On the other hand, if you’re looking to start a crowd company, here are a few elements that should be part of your strategy conversation. Let’s assume that you’ve already got a product concept and a solid idea how you will bring it to market.
- Fully understand the market you’re considering.
- Do the market mapping to place competition and consumers relative to each other.
- What’s the current narrative? How will you change it?
- Since you can’t own or control inventory or delivery of services, how will you build supply?
- Do the marketing work now.
- Consumer segmentation
- Define your target consumers in detail. Who they are, what they do, why they buy, what they buy now, why they would buy from you.
- Position your offering to your target consumers.
- Differentiate. With more than 9,000 new companies in the space and as Jeremiah Owyang put it, “Too many startups doing the same damn thing,” you need to offer something unique.
- Define the capabilities and resources you need to compete effectively. Consider how you’ll get them. Clearly articulate what skills your team brings to the business.

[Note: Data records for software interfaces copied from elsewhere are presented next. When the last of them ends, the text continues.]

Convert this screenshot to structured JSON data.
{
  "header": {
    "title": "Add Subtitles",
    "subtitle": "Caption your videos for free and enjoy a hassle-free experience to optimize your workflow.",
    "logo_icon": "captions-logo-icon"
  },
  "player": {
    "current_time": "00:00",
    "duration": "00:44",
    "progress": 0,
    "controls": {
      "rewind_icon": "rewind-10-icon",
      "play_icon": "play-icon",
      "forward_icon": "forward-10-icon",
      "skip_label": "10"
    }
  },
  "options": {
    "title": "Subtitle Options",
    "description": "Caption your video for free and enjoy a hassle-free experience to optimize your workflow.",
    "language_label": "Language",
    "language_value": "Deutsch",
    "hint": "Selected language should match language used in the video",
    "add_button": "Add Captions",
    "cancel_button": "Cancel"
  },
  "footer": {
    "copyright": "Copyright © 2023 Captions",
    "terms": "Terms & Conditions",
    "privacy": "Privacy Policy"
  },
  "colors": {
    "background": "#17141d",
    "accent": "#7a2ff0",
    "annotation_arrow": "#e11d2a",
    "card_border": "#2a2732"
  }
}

What sort of relationships or affiliations can help you accelerate progress to market?
- Create a testable prototype. Proof of concept or market test can deliver important learning and also serve to attract talent and investors. How can you test your business before attempting to scale?
Answering these questions is by no means a guarantee of success, but it starts companies down the right path. And, as mentioned earlier, there are going to be many more paths based on consumers' interests.

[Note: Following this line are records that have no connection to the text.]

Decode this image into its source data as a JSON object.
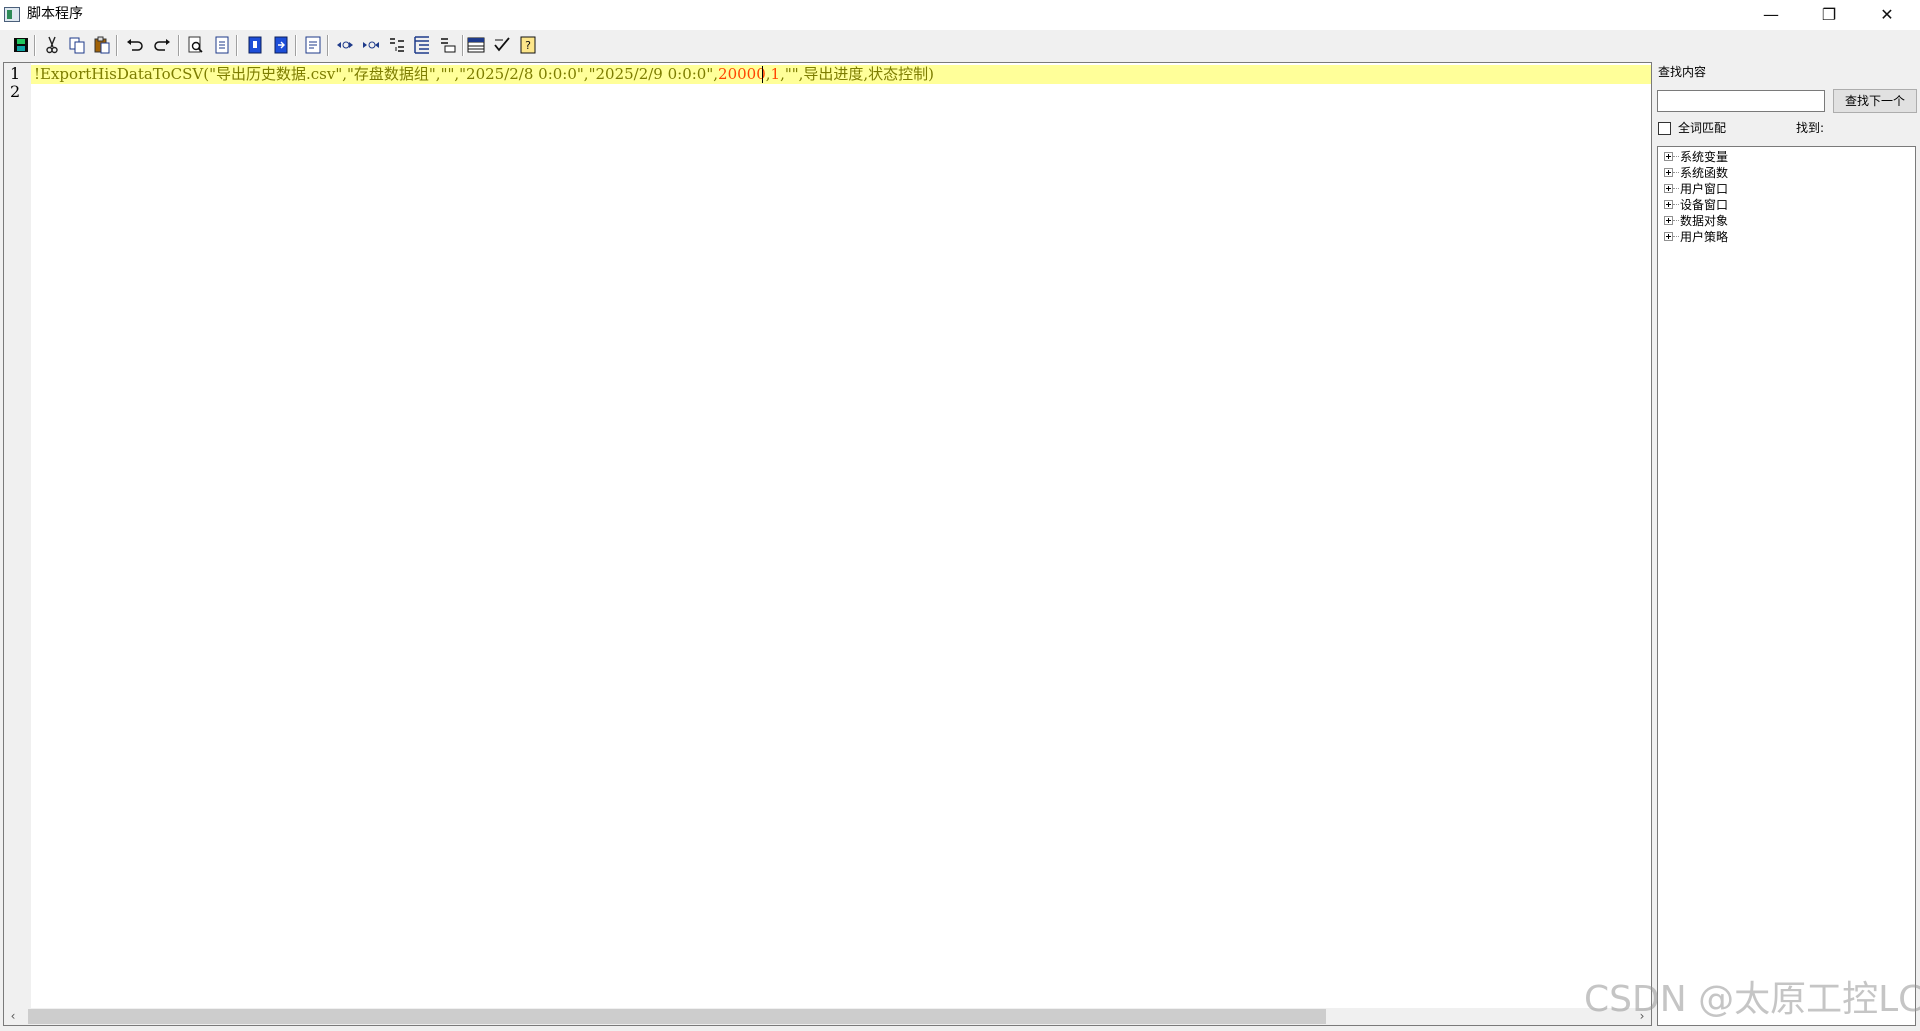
{
  "window": {
    "title": "脚本程序",
    "controls": {
      "minimize": "—",
      "maximize": "❐",
      "close": "✕"
    }
  },
  "toolbar": {
    "buttons": [
      "save-icon",
      "cut-icon",
      "copy-icon",
      "paste-icon",
      "undo-icon",
      "redo-icon",
      "find-icon",
      "replace-icon",
      "bookmark-icon",
      "bookmark-next-icon",
      "comment-icon",
      "indent-icon",
      "outdent-icon",
      "list-icon",
      "tree-list-icon",
      "align-icon",
      "table-icon",
      "check-icon",
      "help-icon"
    ]
  },
  "editor": {
    "line_numbers": [
      "1",
      "2"
    ],
    "line1": {
      "part1": "!ExportHisDataToCSV(\"导出历史数据.csv\",\"存盘数据组\",\"\",\"2025/2/8 0:0:0\",\"2025/2/9 0:0:0\",",
      "num1": "20000",
      "sep": ",",
      "num2": "1",
      "part2": ",\"\",导出进度,状态控制)"
    },
    "scroll_left": "‹",
    "scroll_right": "›",
    "colors": {
      "highlight": "#ffff99",
      "text": "#7d7d00",
      "number": "#ff4500"
    }
  },
  "sidebar": {
    "find_label": "查找内容",
    "find_input_value": "",
    "find_next_label": "查找下一个",
    "whole_word_label": "全词匹配",
    "whole_word_checked": false,
    "found_label": "找到:",
    "tree": [
      "系统变量",
      "系统函数",
      "用户窗口",
      "设备窗口",
      "数据对象",
      "用户策略"
    ]
  },
  "watermark": "CSDN @太原工控LC"
}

The sharing economy connects individuals around their specific interests. Here’s one company leveraging that capability. Advntur is a new online platform that connects sports enthusiasts for lodging, equipment, and guidance. It’s sort of like a marriage of Airbnb, equipment rental, and tour guide but with the option to customize the transaction. While many platforms facilitate transactions, a big difference for Advntur is that they facilitate shared experiences. They differentiate as an athlete-to-athlete travel marketplace.
“Consumers who use sharing economy business models are often more comfortable with transactions that involve deeper social interactions than traditional methods of exchange…” -- PwC study
The business platforms most likely to succeed going forward are the ones that build those consumer connections particularly for transactions that last longer than a cab ride. The next Airbnb may not be the next Airbnb, after all. With their recent announcement, Airbnb is evolving as well.
Mike Irwin is an advisor, mentor, operator, and strategist. Drawing from his past as a startup co-founder/President, executive officer of a $1+ billion market cap company (WD-40), public company CFO, VP Marketing, global chief strategy officer, head of sales, and board member, Mike uses his diverse background to help companies grow sales, improve profitability, and scale up. He serves as an advisor, consultant, fractional or interim CEO/GM/MD, and on boards of directors. Follow him at BottleRocketAdvisors.com, get in touch at firstname.lastname@example.org or connect on LinkedIn.